(PROBLEM REQUIREMENTS): Show the lines below where "근무시간" occurs.

--- INFORMATION SHOWN Enclosed Below ---

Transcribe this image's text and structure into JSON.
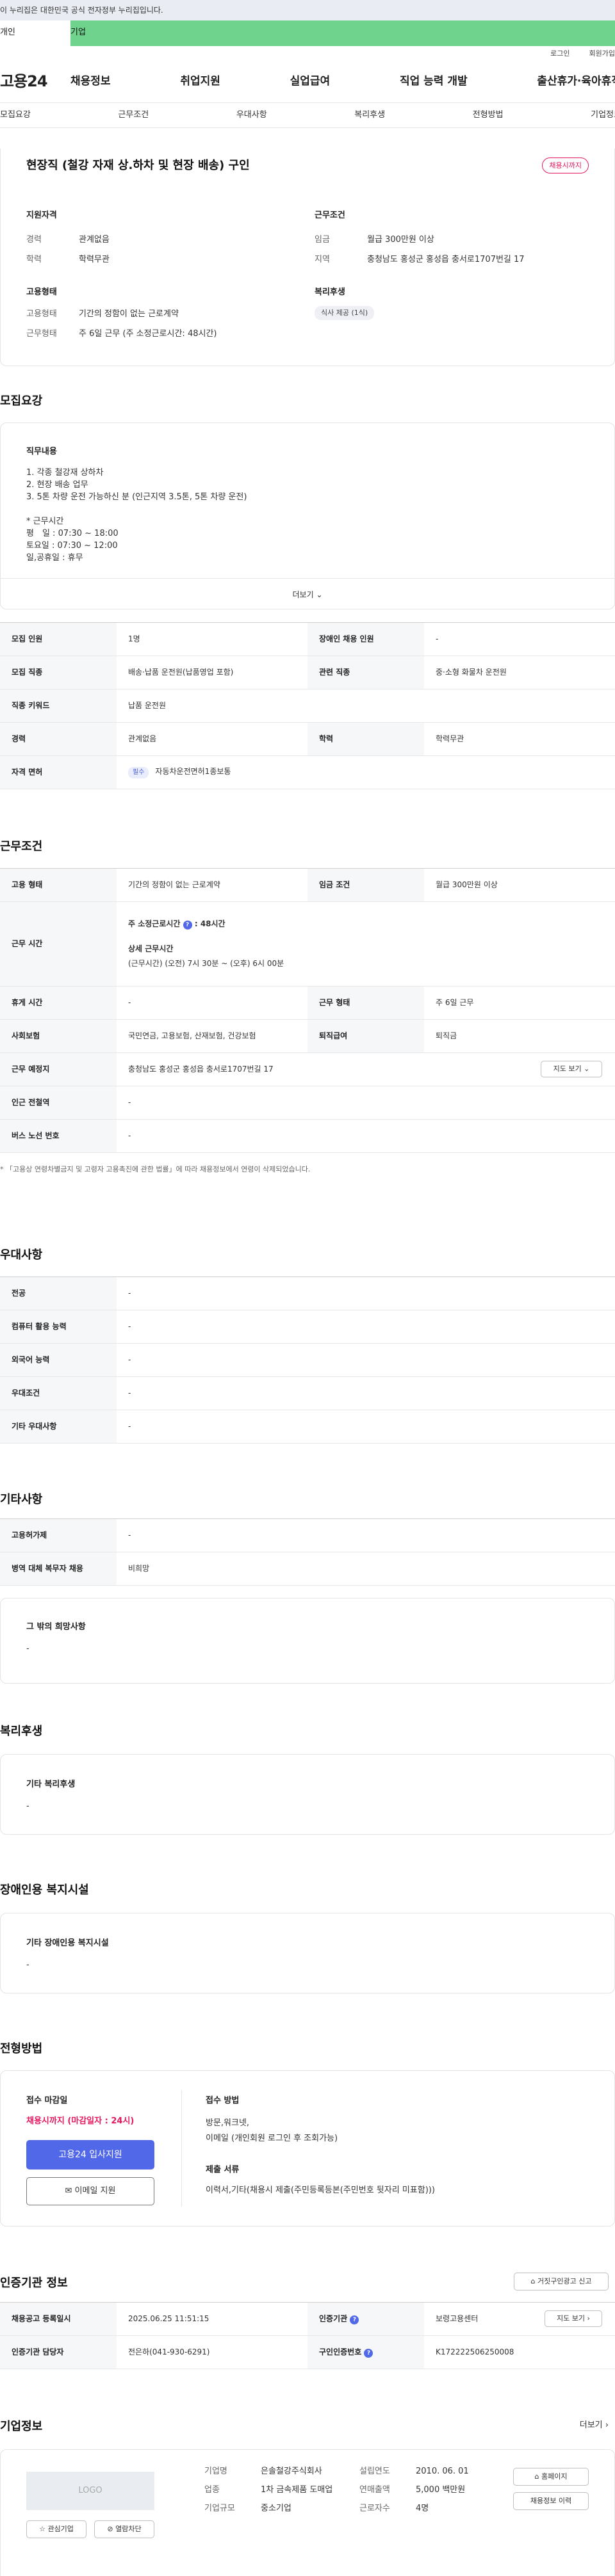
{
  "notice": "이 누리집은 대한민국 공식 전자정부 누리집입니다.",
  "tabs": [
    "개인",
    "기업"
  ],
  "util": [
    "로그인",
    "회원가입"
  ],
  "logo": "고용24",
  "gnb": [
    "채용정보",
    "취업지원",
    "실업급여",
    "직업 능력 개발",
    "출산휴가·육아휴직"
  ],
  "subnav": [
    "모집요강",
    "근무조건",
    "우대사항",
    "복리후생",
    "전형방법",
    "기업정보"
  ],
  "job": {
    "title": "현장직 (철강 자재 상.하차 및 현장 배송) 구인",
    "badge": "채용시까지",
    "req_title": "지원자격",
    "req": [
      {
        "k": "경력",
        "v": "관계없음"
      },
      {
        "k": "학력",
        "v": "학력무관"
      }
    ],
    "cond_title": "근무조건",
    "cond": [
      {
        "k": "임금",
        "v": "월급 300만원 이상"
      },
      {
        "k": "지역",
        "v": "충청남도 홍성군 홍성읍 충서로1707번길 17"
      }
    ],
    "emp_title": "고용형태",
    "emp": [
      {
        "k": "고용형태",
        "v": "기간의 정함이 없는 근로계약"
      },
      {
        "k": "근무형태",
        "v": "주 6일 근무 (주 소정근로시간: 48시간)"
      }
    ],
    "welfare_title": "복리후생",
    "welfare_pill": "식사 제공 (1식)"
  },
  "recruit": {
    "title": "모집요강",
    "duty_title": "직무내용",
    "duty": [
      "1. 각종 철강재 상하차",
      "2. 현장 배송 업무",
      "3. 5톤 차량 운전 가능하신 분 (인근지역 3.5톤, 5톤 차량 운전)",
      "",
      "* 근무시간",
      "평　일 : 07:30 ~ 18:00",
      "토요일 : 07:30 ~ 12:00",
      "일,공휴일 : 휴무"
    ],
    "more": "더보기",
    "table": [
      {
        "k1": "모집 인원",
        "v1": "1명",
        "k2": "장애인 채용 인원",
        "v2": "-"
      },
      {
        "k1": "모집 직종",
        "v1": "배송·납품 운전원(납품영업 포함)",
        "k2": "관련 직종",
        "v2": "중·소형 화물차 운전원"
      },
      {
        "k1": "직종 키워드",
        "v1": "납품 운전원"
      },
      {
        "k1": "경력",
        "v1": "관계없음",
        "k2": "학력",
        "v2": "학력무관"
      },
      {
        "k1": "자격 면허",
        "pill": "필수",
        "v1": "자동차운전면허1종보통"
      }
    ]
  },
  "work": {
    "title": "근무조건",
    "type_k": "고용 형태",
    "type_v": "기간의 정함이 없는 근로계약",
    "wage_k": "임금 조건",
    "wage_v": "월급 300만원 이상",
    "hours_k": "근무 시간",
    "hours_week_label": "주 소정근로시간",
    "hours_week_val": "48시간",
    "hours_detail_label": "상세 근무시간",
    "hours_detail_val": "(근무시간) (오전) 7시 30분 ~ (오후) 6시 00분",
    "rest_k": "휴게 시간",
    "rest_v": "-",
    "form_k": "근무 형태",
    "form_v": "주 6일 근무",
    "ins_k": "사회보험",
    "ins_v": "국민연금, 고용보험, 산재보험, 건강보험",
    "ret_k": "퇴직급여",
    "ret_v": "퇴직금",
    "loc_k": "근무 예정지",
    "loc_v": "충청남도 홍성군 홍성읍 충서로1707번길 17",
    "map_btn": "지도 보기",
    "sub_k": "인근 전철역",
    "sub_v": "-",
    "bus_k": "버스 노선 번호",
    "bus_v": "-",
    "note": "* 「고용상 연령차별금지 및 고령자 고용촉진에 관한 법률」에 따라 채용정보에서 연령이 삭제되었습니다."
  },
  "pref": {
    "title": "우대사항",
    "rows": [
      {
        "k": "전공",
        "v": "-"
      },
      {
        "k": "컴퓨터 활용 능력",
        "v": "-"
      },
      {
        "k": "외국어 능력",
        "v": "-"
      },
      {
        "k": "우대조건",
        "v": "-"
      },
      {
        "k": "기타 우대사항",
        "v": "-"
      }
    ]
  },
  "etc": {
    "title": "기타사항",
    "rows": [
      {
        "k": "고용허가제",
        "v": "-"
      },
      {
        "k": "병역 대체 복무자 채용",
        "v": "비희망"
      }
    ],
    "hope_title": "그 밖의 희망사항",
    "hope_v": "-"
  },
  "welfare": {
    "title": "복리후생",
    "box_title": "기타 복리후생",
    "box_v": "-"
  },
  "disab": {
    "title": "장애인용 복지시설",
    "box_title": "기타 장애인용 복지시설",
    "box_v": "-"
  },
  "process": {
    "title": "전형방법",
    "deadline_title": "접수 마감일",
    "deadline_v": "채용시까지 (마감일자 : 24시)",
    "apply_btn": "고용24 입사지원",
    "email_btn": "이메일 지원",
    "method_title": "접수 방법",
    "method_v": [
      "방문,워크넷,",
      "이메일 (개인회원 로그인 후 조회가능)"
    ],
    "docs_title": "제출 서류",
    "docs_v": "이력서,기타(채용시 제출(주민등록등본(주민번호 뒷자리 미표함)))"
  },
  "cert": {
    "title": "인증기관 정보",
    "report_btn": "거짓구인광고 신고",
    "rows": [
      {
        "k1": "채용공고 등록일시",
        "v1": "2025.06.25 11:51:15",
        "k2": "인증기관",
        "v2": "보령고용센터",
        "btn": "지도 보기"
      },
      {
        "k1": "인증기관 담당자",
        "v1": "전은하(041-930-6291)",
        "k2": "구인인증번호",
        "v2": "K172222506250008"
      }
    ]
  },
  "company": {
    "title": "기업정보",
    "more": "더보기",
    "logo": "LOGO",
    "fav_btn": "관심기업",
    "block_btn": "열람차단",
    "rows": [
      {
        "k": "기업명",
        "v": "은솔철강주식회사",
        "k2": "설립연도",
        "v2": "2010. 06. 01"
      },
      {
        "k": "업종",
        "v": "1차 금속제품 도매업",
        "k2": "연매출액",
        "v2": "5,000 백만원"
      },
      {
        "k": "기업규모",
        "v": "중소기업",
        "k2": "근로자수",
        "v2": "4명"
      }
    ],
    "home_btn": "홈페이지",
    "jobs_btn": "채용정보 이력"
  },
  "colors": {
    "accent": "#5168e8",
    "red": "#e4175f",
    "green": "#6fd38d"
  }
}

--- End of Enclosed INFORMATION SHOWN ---
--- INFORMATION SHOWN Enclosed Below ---

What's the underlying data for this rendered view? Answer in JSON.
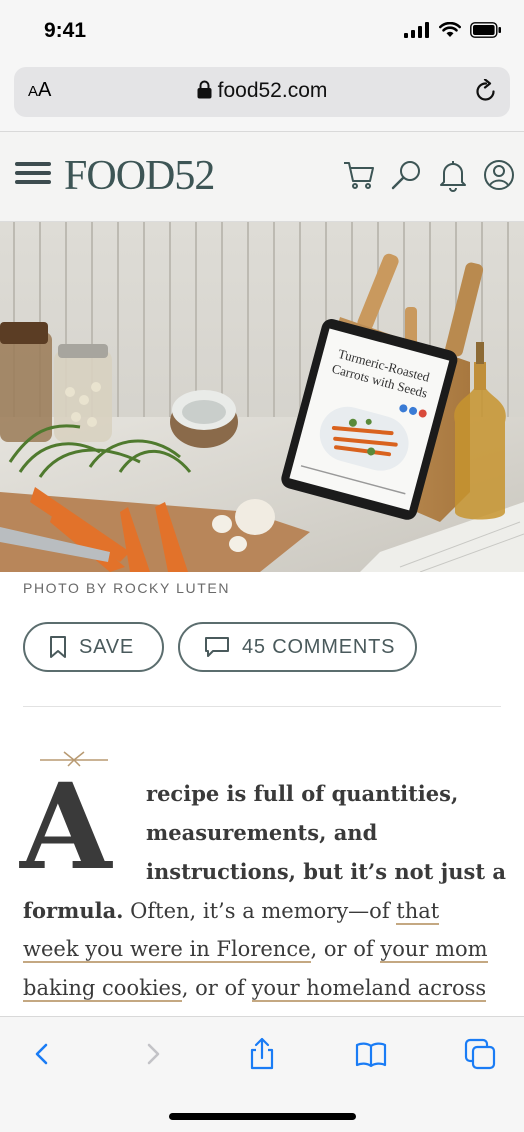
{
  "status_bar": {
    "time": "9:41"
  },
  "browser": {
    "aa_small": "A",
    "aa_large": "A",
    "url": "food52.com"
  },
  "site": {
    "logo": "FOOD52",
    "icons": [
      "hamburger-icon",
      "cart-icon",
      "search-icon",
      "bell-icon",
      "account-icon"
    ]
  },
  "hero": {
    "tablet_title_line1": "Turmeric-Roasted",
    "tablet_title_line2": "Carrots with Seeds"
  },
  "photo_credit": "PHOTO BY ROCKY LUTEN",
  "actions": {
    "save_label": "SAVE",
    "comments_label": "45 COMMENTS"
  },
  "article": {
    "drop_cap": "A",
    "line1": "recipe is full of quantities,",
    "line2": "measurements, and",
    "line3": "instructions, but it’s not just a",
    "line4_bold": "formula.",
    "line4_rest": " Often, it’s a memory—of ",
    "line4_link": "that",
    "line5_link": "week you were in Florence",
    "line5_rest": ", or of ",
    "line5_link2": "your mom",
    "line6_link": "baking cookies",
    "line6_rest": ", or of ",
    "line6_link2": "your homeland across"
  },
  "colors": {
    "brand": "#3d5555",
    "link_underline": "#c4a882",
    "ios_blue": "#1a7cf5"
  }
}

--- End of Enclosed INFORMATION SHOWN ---

(EXERCISE OUTPUT):
      "* 근무시간",
    "hours_detail_label": "상세 근무시간",
    "hours_detail_val": "(근무시간) (오전) 7시 30분 ~ (오후) 6시 00분",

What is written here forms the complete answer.